#### [What is needed]
Copy each line of the records below that has "active" in it.

##### Record excerpts #####

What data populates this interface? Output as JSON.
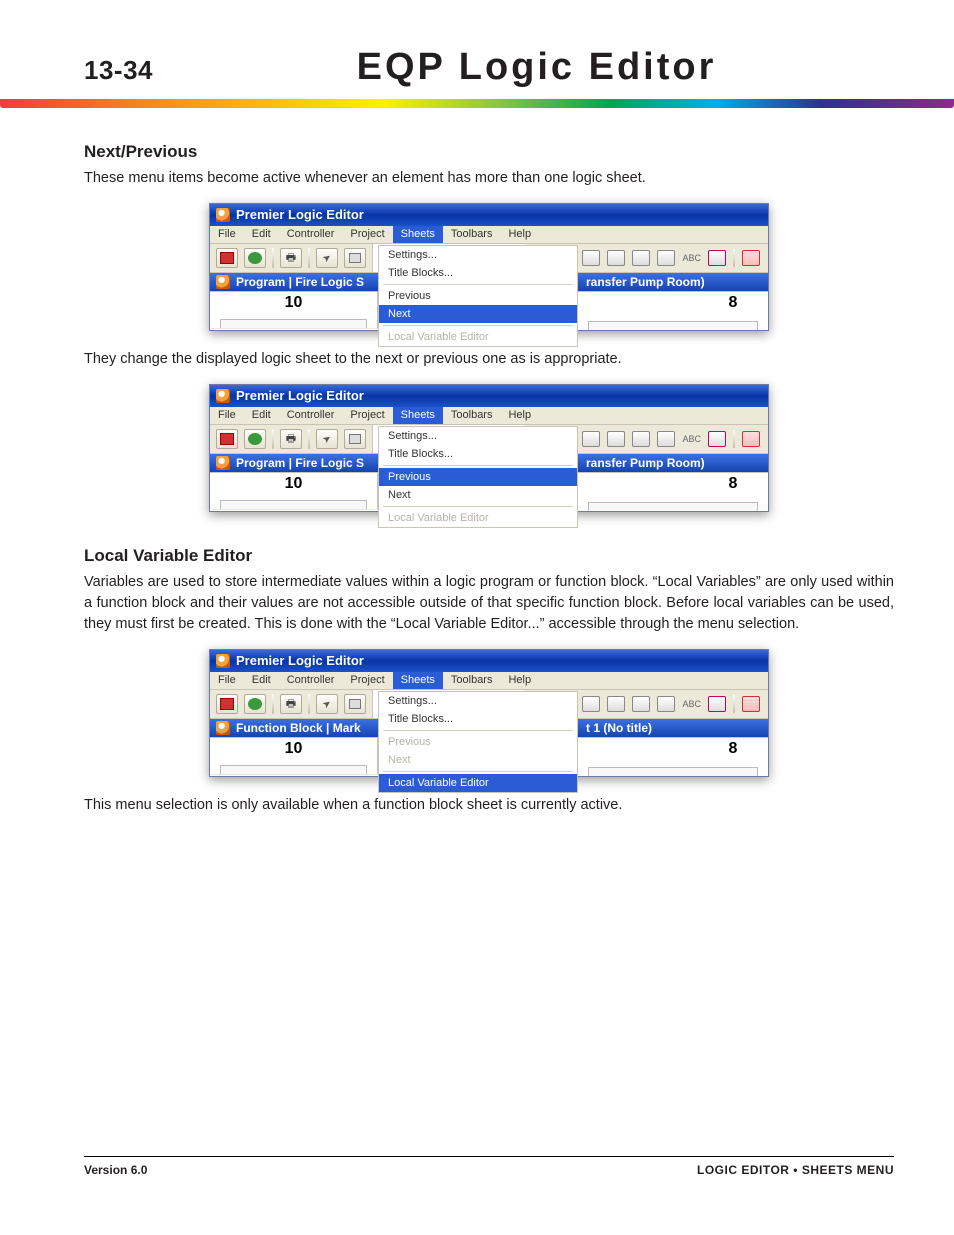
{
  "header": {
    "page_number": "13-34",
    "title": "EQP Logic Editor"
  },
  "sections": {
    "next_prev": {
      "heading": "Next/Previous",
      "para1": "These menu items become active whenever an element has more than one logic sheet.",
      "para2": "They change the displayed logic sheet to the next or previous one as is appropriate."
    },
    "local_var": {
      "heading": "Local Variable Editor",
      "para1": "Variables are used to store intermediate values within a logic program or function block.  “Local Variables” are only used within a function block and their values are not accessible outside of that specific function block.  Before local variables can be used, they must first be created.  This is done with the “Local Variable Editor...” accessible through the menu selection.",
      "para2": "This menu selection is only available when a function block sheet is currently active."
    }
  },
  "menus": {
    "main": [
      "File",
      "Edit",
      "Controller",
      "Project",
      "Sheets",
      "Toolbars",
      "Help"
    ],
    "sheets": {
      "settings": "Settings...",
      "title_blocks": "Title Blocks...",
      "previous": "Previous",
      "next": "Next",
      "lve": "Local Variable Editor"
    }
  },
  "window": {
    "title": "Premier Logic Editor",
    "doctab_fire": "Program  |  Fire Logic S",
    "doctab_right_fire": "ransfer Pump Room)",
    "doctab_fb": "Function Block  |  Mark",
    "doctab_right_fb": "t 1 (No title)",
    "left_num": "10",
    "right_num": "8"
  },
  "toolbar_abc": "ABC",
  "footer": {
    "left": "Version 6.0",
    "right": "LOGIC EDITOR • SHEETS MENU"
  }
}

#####
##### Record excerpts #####

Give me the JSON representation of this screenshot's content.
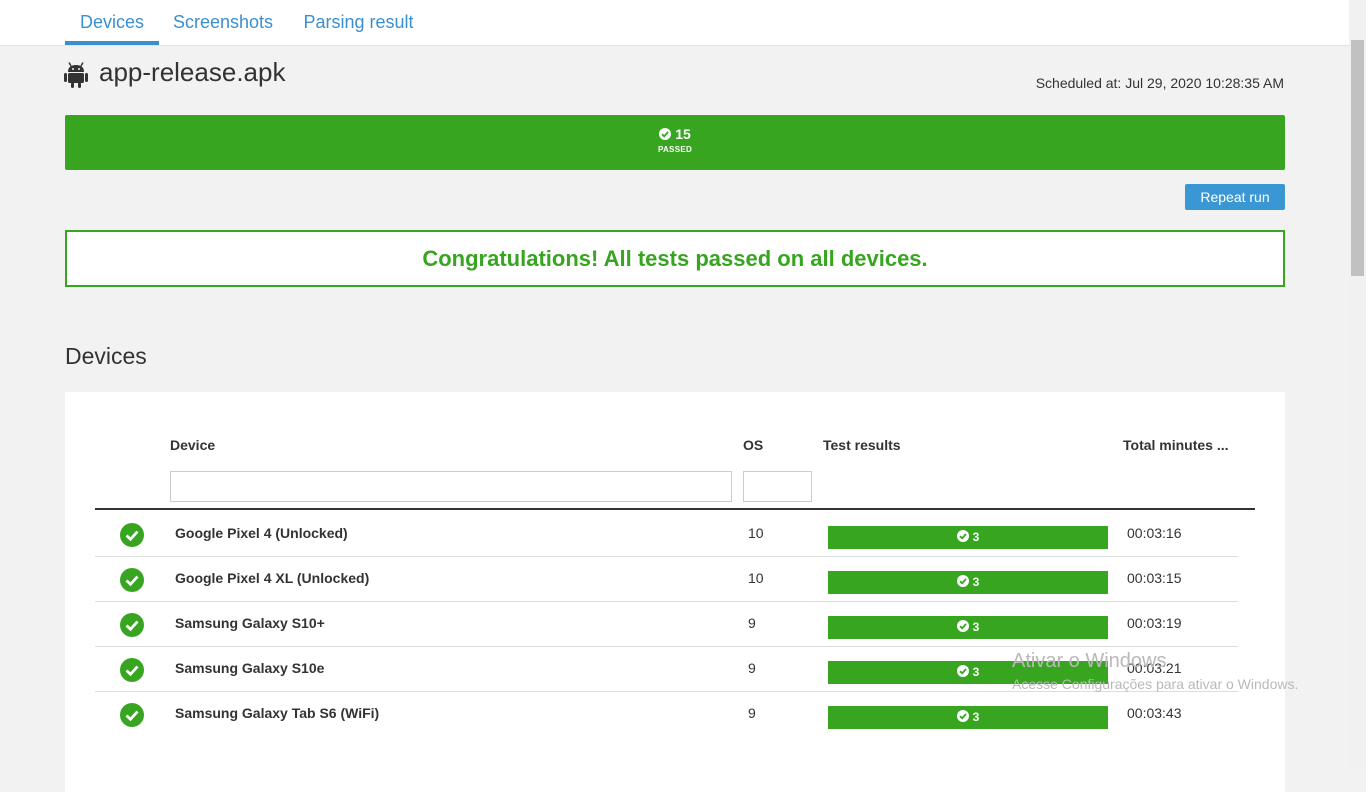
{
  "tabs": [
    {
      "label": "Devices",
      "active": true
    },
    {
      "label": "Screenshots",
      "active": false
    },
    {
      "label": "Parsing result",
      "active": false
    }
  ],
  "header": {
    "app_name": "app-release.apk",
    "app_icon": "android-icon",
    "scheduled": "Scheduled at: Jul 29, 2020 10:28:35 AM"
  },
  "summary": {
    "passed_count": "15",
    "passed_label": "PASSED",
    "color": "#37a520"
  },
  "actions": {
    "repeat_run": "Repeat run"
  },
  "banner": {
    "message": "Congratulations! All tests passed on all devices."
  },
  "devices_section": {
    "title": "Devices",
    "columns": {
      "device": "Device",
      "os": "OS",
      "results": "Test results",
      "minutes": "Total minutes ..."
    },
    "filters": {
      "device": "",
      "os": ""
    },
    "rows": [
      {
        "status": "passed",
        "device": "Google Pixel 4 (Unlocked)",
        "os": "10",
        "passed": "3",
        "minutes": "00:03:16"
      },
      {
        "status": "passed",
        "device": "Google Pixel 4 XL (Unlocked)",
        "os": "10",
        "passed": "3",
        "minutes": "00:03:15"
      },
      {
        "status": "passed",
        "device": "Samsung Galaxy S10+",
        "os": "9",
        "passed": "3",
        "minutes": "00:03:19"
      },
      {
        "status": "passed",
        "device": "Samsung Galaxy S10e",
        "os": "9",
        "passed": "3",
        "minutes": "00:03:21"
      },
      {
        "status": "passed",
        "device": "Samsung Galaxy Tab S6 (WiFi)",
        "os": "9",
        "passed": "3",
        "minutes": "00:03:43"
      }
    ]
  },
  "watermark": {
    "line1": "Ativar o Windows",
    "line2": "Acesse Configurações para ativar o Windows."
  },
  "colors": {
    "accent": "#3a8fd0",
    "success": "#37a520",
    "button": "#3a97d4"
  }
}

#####

#### [Reply to the task]
      "para1": "These menu items become active whenever an element has more than one logic sheet.",
      "para2": "This menu selection is only available when a function block sheet is currently active."
      "active": true
      "active": false
      "active": false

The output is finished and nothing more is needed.